## EXERCISE
Please return the lines of the data that contain "title".
--------
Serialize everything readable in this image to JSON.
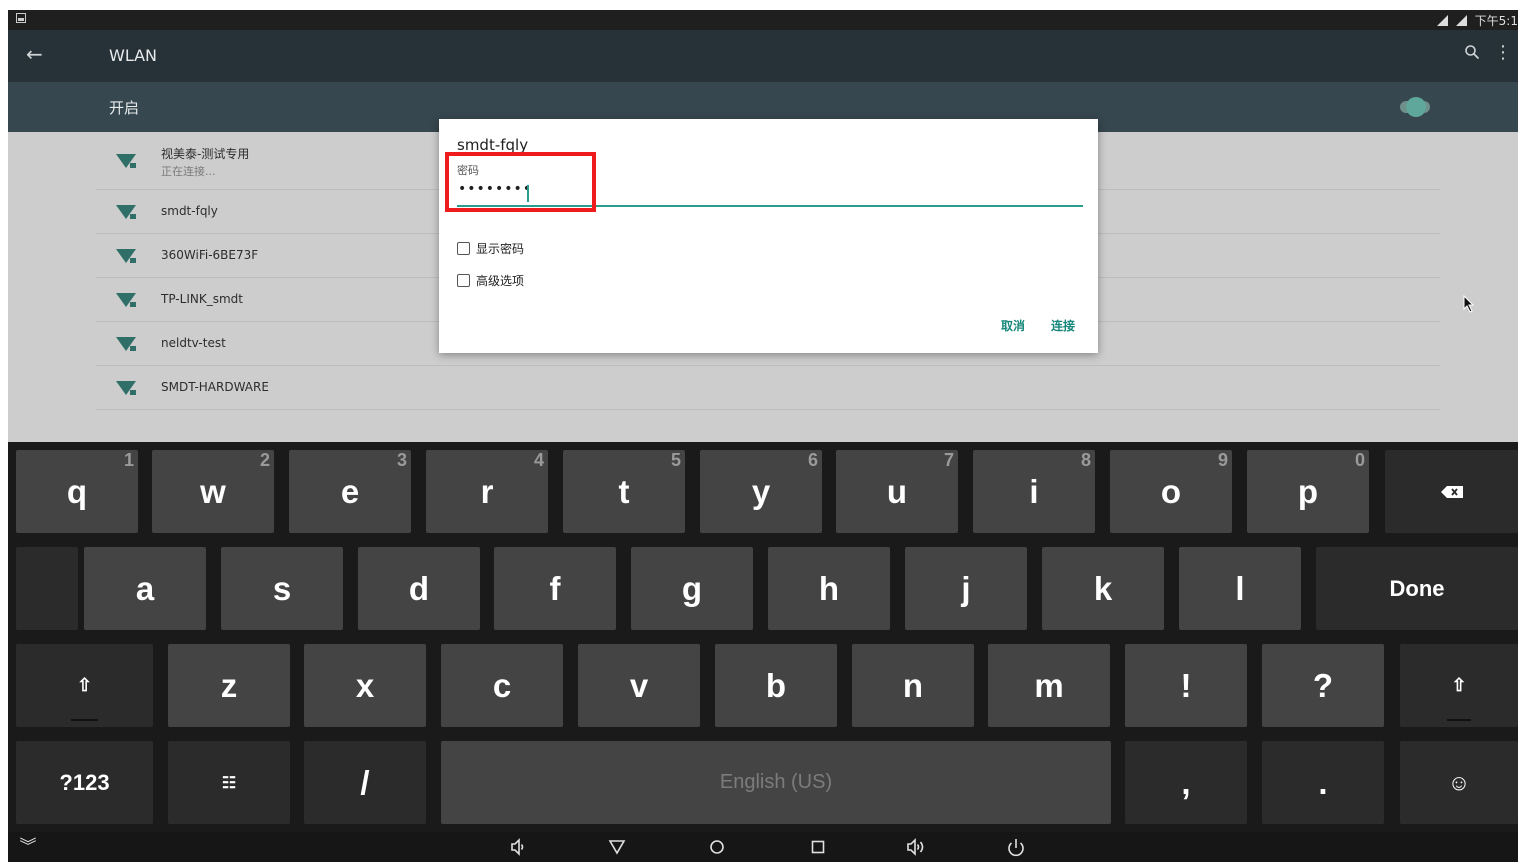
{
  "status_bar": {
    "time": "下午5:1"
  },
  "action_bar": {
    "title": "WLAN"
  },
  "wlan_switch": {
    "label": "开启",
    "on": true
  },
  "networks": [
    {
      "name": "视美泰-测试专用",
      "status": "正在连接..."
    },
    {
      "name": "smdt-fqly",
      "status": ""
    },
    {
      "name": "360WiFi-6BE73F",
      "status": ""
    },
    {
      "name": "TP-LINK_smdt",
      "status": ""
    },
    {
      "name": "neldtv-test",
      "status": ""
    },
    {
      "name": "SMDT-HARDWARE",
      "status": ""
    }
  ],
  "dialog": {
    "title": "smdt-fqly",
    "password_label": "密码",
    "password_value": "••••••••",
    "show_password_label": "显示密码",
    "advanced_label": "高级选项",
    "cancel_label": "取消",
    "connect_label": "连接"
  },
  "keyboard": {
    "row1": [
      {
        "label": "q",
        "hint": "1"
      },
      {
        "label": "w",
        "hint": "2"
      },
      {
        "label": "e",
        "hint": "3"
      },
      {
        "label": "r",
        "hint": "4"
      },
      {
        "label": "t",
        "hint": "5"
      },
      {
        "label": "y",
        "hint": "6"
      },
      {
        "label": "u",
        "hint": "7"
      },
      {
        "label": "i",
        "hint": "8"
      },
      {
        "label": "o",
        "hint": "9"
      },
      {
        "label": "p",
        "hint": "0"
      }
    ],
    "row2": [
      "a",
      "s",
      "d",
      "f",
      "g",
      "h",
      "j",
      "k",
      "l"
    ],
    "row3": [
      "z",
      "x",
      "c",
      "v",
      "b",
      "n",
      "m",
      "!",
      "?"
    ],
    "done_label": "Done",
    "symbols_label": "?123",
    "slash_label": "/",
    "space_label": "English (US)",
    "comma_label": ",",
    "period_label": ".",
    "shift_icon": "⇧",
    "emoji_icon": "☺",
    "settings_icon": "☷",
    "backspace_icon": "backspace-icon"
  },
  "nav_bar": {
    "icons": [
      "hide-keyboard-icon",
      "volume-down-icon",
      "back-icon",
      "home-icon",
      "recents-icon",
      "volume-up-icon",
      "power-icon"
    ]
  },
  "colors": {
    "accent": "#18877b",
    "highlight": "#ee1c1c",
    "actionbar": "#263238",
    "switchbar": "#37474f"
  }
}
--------
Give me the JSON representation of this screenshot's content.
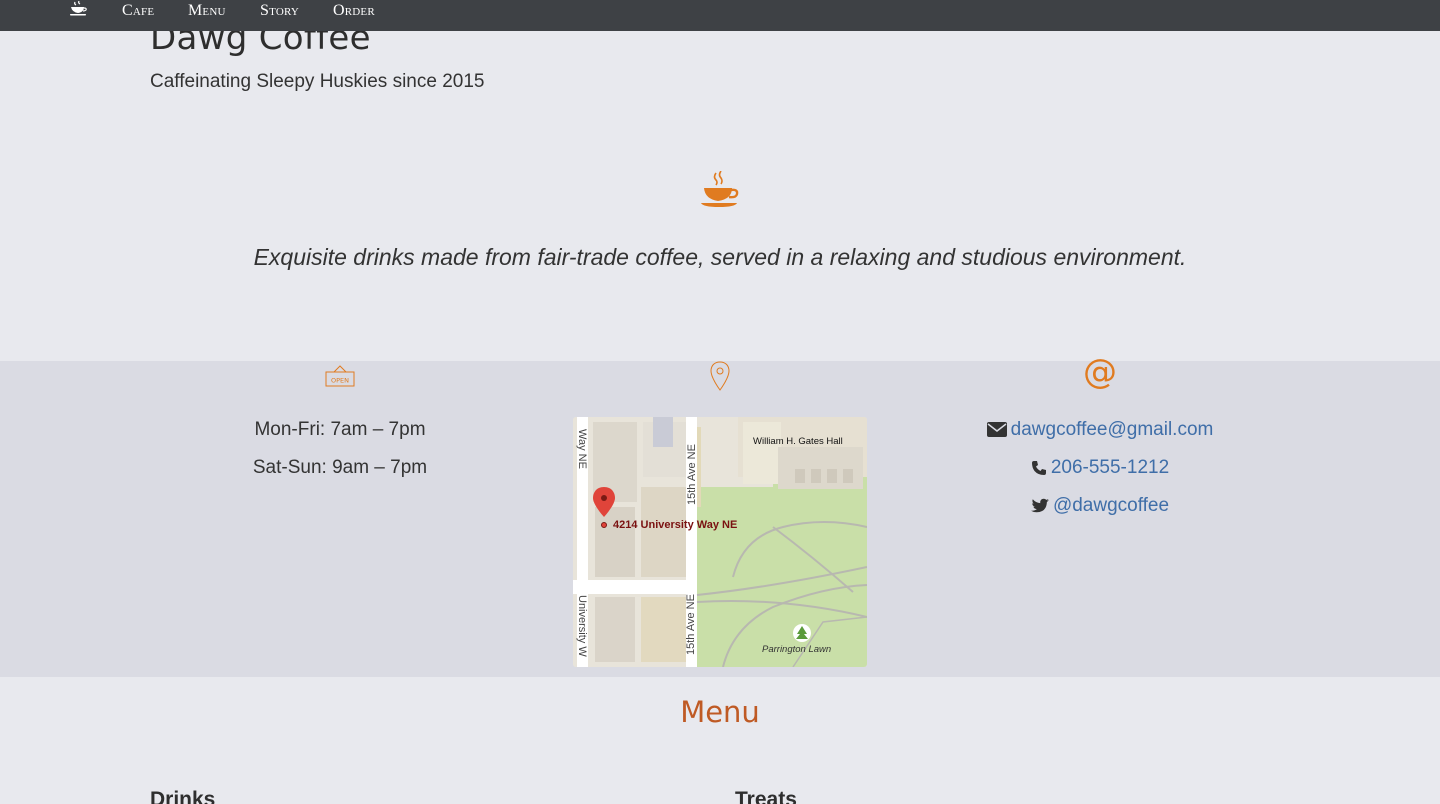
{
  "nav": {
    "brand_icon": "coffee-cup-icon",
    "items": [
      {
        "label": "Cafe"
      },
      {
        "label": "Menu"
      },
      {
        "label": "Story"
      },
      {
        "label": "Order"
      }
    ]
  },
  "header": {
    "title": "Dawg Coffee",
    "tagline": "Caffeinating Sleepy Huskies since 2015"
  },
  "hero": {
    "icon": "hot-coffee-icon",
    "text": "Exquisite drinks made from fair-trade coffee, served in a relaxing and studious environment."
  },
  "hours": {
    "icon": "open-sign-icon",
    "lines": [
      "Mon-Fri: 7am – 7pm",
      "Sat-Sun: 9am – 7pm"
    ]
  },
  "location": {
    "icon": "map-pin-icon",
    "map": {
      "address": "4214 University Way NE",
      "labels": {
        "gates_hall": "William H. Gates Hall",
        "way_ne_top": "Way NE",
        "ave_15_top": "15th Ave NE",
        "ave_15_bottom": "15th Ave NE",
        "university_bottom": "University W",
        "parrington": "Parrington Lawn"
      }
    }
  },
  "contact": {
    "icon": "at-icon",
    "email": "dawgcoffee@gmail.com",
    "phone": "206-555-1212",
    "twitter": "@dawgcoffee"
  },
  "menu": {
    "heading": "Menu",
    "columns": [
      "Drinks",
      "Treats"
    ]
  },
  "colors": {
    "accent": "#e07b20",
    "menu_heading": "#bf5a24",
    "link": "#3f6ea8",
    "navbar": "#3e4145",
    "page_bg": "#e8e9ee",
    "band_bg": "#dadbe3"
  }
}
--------
## SOLUTION FOR THIS TASK
    "title": "WLAN"
    "title": "smdt-fqly",
    "title": "Dawg Coffee",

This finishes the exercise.